Rectal Cancer

  • Overview

  • Symptoms

  • Diagnosis

  • Treatment

Overview

The rectum is the last six inches of the large intestine where the stool collects and passes out through the anus. Rectal cancer usually starts as a small abnormality on the surface called a polyp, which grows gradually. Some polyps can become cancerous. There is also a hereditary from of this cancer.

Early Symptoms

There nay be no symptoms of rectal cancer or only slight ones if any.

  • Blood in the stool or in the rectum
  • Lasting diarrhea, constipation or difficulty in bowel movements
  • Frequent bowel movements
  • A persistent pressure even after you’ve just had a bowel movement
  • Weakness, fatigue or weight loss
  • Anemia

 

A case of bleeding rectum or blood in the stool should be brought to the notice of your doctor immediately.

Diagnosis

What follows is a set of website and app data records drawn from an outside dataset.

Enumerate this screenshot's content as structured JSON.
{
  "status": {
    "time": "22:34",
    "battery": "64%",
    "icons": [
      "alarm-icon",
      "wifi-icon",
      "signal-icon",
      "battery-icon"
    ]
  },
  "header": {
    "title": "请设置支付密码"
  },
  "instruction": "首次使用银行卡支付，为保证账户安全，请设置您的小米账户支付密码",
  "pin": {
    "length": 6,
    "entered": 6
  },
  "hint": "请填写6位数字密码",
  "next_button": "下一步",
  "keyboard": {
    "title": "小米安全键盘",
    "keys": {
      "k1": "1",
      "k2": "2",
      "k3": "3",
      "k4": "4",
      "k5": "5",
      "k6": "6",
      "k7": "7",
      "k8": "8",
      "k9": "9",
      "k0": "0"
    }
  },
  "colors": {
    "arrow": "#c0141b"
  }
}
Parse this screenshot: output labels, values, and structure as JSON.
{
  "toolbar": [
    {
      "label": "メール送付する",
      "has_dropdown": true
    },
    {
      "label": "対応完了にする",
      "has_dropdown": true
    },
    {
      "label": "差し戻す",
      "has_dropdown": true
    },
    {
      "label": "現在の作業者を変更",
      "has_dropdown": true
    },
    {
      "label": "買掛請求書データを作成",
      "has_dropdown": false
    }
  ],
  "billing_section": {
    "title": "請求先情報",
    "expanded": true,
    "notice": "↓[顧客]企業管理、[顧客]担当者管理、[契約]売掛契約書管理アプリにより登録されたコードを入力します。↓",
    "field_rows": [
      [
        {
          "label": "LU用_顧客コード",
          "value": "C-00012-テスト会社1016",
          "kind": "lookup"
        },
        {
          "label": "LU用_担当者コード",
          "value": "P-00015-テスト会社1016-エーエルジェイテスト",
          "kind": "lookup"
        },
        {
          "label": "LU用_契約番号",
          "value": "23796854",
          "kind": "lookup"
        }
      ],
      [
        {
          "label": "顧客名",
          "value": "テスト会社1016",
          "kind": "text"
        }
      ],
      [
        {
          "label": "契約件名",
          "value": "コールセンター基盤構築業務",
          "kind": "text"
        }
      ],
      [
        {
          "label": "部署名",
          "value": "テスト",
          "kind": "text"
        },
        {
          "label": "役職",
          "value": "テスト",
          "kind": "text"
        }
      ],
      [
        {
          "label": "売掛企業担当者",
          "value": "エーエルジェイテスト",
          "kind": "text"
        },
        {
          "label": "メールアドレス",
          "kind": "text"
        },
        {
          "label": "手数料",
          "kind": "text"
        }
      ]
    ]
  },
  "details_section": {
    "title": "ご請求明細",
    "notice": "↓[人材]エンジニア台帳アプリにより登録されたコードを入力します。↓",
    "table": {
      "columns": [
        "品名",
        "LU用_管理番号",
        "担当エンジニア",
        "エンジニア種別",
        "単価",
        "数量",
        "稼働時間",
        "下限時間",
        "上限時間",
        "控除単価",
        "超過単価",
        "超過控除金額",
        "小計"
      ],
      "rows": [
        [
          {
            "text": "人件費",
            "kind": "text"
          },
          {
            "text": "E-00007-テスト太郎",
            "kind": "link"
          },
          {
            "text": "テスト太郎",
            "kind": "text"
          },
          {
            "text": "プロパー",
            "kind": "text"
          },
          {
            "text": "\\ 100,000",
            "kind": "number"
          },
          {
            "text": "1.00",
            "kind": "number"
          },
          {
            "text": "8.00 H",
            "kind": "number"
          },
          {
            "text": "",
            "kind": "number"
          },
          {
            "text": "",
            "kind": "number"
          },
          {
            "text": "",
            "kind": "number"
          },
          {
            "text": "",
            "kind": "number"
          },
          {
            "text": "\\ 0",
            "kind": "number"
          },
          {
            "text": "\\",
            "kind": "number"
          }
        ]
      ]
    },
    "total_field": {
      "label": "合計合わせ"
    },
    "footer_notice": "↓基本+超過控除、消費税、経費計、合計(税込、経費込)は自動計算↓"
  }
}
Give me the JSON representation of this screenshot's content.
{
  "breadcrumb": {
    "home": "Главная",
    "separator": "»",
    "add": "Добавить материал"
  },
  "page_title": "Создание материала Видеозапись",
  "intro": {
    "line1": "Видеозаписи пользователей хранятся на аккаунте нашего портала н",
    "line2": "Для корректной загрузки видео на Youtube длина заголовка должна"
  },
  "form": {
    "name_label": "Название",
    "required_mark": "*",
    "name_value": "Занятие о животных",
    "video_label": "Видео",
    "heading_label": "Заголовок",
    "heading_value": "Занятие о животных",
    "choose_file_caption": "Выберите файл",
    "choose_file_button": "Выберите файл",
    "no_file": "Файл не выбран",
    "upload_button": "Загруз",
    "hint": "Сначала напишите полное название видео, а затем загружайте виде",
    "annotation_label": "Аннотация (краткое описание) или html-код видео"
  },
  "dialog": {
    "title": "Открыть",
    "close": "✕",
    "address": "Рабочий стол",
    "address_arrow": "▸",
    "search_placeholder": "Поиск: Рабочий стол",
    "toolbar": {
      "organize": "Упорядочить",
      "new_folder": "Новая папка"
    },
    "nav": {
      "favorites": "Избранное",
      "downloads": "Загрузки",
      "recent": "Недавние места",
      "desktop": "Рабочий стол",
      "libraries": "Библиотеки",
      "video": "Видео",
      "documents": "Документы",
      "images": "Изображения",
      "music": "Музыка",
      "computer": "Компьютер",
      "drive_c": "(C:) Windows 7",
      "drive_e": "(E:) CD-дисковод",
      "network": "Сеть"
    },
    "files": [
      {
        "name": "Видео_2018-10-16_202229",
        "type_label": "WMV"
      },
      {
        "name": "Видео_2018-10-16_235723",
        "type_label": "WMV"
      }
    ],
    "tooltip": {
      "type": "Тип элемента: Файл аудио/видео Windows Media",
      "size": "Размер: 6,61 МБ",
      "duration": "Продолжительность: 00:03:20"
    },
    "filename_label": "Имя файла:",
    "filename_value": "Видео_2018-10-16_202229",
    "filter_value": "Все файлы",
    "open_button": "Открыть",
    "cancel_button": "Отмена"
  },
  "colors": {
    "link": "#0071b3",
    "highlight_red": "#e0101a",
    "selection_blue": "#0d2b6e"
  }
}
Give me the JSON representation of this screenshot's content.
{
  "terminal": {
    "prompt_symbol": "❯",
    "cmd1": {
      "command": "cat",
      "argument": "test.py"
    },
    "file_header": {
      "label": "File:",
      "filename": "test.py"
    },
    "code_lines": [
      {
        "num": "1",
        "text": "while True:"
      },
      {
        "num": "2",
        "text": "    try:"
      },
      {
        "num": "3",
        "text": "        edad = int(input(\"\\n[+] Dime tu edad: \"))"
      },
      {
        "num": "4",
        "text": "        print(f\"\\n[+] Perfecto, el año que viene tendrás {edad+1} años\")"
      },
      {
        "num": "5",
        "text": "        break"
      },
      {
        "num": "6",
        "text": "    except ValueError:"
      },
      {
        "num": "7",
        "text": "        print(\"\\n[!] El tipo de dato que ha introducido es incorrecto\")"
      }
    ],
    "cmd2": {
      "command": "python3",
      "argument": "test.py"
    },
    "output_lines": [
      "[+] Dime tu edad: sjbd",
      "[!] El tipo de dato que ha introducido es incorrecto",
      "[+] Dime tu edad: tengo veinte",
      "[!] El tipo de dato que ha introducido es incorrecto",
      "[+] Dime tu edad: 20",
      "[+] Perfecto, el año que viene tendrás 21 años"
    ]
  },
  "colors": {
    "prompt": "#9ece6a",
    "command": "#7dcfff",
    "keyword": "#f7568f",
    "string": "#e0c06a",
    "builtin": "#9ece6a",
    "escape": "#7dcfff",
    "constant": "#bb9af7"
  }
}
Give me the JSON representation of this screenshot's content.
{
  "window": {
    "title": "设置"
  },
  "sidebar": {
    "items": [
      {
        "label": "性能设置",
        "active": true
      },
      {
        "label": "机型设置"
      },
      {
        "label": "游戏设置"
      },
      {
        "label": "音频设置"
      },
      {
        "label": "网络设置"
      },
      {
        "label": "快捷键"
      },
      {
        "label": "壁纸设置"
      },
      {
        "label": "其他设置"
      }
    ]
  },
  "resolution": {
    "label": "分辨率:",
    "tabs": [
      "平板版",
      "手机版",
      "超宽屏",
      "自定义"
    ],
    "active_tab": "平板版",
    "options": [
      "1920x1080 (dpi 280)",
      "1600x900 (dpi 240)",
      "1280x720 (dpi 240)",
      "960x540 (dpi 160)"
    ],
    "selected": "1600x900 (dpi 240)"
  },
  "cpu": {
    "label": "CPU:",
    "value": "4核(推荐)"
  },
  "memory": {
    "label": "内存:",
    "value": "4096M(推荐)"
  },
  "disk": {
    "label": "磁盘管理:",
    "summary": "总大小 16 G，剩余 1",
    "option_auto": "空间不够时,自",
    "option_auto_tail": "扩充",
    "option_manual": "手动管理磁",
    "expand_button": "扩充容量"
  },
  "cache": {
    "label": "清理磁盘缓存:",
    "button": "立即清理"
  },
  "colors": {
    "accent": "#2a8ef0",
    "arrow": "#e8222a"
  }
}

  • Medical History
  • Physical Examination
  • Diagnostic Tests
  • Colonoscopy
  • Biopsy
  • Testing for genetic mutations

Treatment

Surgery: It is the most common procedure for many stages of rectal cancer. However, many rectal cancers can be treated by a combination of chemotherapy and radiation therapy.

Chemoptherapy: It may be used with radiation therapy before surgery to shrink the tumour. It may also be given after surgery to kill any cancer cells that remain.

Radiation Therapy: It is also used to shrink the tumour before surgery and to prevent the tumour from growing back after it.